WHAT THIS TASK INVOLVES: Filter the listing below, copying every line in which the word "JSON" appears.

RAW DATA:
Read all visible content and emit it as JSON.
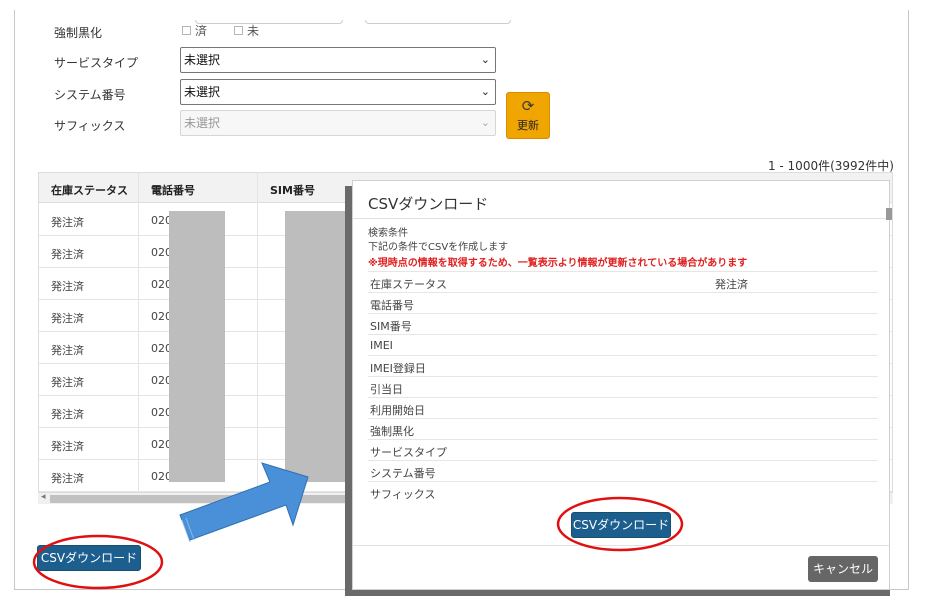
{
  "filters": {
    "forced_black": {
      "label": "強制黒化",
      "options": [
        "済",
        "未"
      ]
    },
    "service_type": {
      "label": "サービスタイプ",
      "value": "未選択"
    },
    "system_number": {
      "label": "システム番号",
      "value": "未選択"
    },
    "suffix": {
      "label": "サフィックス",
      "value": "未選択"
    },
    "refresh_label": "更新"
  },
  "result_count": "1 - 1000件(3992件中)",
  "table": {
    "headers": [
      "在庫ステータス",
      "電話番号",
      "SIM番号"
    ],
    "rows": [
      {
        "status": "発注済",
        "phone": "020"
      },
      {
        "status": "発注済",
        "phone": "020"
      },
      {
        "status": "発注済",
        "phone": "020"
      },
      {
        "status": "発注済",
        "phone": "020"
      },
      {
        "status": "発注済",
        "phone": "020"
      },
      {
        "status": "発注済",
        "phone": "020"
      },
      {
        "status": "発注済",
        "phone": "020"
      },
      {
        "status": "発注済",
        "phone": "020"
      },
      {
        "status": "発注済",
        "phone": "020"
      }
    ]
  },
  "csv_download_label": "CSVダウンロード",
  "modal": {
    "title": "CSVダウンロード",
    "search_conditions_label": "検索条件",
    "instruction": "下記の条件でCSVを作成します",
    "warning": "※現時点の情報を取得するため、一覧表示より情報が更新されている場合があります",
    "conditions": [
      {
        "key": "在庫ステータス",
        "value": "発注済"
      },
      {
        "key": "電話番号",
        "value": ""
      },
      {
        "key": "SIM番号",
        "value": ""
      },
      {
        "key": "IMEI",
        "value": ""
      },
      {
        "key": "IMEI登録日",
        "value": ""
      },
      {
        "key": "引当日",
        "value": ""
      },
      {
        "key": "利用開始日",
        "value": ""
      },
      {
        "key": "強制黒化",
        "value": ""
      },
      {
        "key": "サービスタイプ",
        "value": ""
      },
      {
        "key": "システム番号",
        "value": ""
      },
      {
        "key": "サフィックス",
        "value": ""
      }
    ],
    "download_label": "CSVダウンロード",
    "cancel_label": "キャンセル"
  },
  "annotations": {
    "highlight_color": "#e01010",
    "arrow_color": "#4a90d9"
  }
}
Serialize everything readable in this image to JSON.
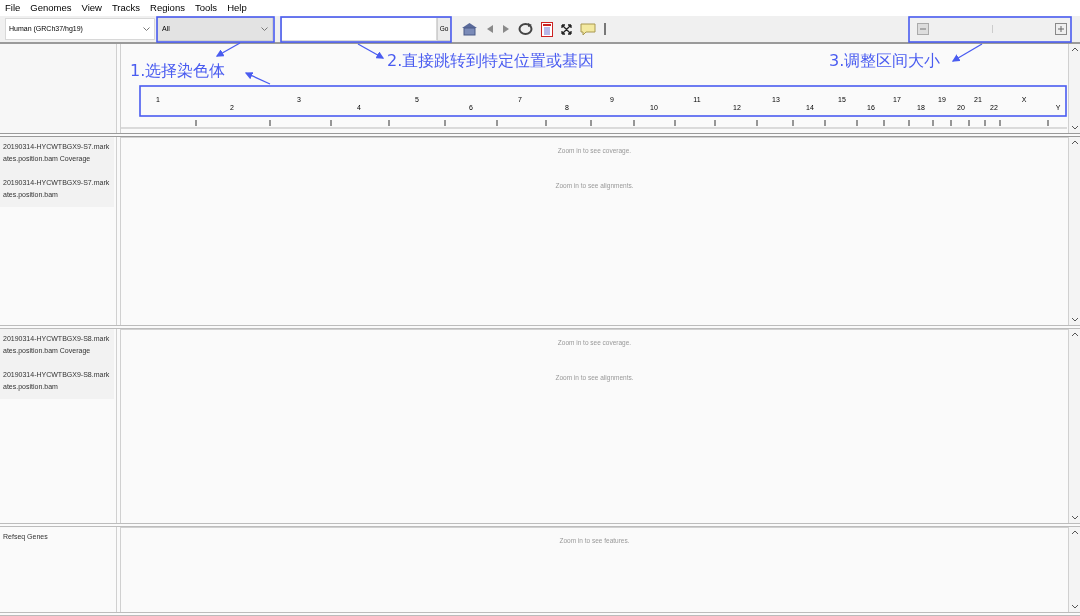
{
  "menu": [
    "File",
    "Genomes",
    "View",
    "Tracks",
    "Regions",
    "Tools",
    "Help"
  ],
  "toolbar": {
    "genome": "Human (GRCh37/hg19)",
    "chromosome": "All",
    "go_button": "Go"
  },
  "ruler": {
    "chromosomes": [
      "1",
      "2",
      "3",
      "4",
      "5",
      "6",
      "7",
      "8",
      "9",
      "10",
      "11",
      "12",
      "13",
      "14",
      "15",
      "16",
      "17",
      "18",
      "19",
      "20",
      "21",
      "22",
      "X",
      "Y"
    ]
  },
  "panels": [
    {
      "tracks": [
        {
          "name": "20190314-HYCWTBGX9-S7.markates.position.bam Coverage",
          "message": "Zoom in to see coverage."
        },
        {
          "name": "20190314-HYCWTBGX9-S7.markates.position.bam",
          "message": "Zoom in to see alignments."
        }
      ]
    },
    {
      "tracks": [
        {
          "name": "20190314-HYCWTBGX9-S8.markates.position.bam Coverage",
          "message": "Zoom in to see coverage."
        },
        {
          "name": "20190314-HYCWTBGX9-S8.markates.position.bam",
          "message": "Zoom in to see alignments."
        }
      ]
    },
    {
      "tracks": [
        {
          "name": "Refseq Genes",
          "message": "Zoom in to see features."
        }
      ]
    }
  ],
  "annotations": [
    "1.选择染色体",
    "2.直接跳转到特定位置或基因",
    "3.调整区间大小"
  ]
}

WRITTEN ANSWER:
Read all visible content and emit it as JSON.
Serialize everything readable in this image to JSON.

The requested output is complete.